### [EXERCISE DIRECTIONS]
Could you copy each line of the entries that contains "name"?

>>>

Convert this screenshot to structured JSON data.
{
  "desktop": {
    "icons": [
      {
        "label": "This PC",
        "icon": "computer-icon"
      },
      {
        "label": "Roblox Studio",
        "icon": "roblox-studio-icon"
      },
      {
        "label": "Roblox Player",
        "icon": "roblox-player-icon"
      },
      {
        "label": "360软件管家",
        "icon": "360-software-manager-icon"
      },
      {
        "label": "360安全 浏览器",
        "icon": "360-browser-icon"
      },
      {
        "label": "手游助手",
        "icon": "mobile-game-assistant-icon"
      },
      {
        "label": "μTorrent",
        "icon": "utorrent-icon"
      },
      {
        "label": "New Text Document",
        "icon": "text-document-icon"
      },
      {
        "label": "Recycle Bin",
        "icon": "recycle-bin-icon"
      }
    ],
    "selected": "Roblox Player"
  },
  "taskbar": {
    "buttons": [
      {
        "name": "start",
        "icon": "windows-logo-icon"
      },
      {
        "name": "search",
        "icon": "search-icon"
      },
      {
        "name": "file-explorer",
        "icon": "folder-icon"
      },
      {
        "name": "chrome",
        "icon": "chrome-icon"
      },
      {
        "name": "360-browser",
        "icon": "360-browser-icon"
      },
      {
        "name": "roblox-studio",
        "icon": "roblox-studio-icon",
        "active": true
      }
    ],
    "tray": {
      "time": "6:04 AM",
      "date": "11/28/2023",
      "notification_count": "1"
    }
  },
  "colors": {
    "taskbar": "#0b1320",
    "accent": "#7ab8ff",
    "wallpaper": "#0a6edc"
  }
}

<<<

### [SOLUTION TO THE PROBLEM]
        "name": "start",
        "name": "search",
        "name": "file-explorer",
        "name": "chrome",
        "name": "360-browser",
        "name": "roblox-studio",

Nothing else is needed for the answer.